----------------------------------------------------------------------------------------------------------------
                                                                                                       Skin
             Substance                 CAS No.\d\       ppm \a\ *            mg/m\3\ \b\            designation
----------------------------------------------------------------------------------------------------------------
 
                                                  * * * * * * *
Beryllium and beryllium compounds         7440-41-7  ..............  0.0002; 0.002 STEL.........  ..............
 (as Be).
 
                                                  * * * * * * *
----------------------------------------------------------------------------------------------------------------
 
  * * * * * * *
* The PELs are 8-hour TWAs unless otherwise noted; a (C) designation denotes a ceiling limit; a STEL designation
  denotes a 15-minute short-term exposure limit.
 
  * * * * * * *
\a\ Parts of vapor or gas per million parts of contaminated air by volume at 25 [deg]C and 760 torr.
\b\ Milligrams of substance per cubic meter of air.
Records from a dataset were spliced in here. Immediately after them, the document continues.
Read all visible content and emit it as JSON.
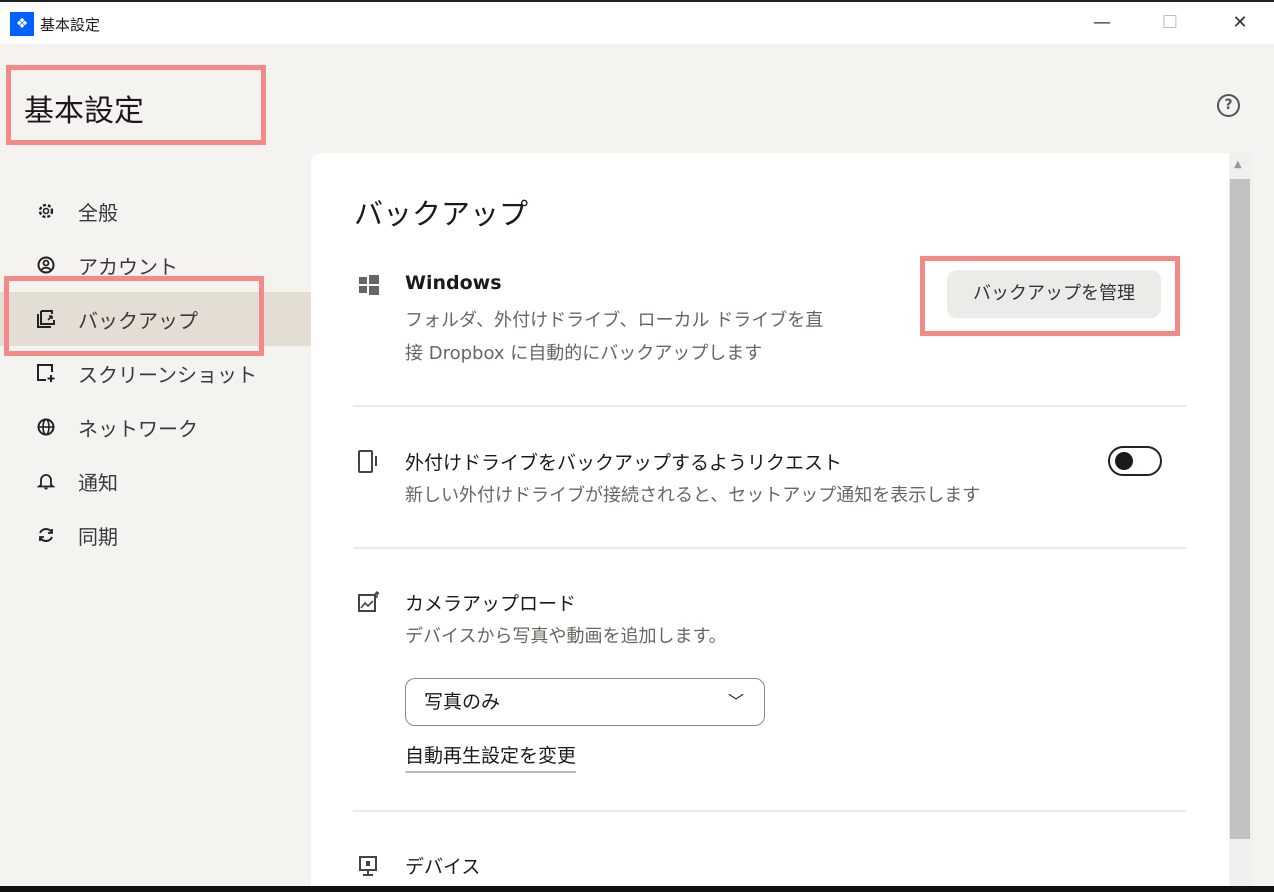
{
  "window": {
    "title": "基本設定",
    "minimize": "—",
    "maximize": "☐",
    "close": "✕"
  },
  "page": {
    "title": "基本設定",
    "help": "?"
  },
  "nav": {
    "items": [
      {
        "label": "全般",
        "icon": "gear-icon"
      },
      {
        "label": "アカウント",
        "icon": "account-icon"
      },
      {
        "label": "バックアップ",
        "icon": "backup-icon"
      },
      {
        "label": "スクリーンショット",
        "icon": "screenshot-icon"
      },
      {
        "label": "ネットワーク",
        "icon": "globe-icon"
      },
      {
        "label": "通知",
        "icon": "bell-icon"
      },
      {
        "label": "同期",
        "icon": "sync-icon"
      }
    ],
    "active": "バックアップ"
  },
  "main": {
    "section_title": "バックアップ",
    "windows": {
      "title": "Windows",
      "desc1": "フォルダ、外付けドライブ、ローカル ドライブを直",
      "desc2": "接 Dropbox に自動的にバックアップします",
      "button": "バックアップを管理"
    },
    "external": {
      "title": "外付けドライブをバックアップするようリクエスト",
      "desc": "新しい外付けドライブが接続されると、セットアップ通知を表示します",
      "toggle_on": false
    },
    "camera": {
      "title": "カメラアップロード",
      "desc": "デバイスから写真や動画を追加します。",
      "select_value": "写真のみ",
      "link": "自動再生設定を変更"
    },
    "devices": {
      "title": "デバイス"
    }
  },
  "colors": {
    "highlight": "#f48a88",
    "brand": "#0061fe"
  }
}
When entry is in this column only, the value is exact; when
  listed with a ppm entry, it is approximate.

* * * * *
[FR Doc. 2017-12871 Filed 6-23-17; 8:45 am]
 BILLING CODE 4510-26-P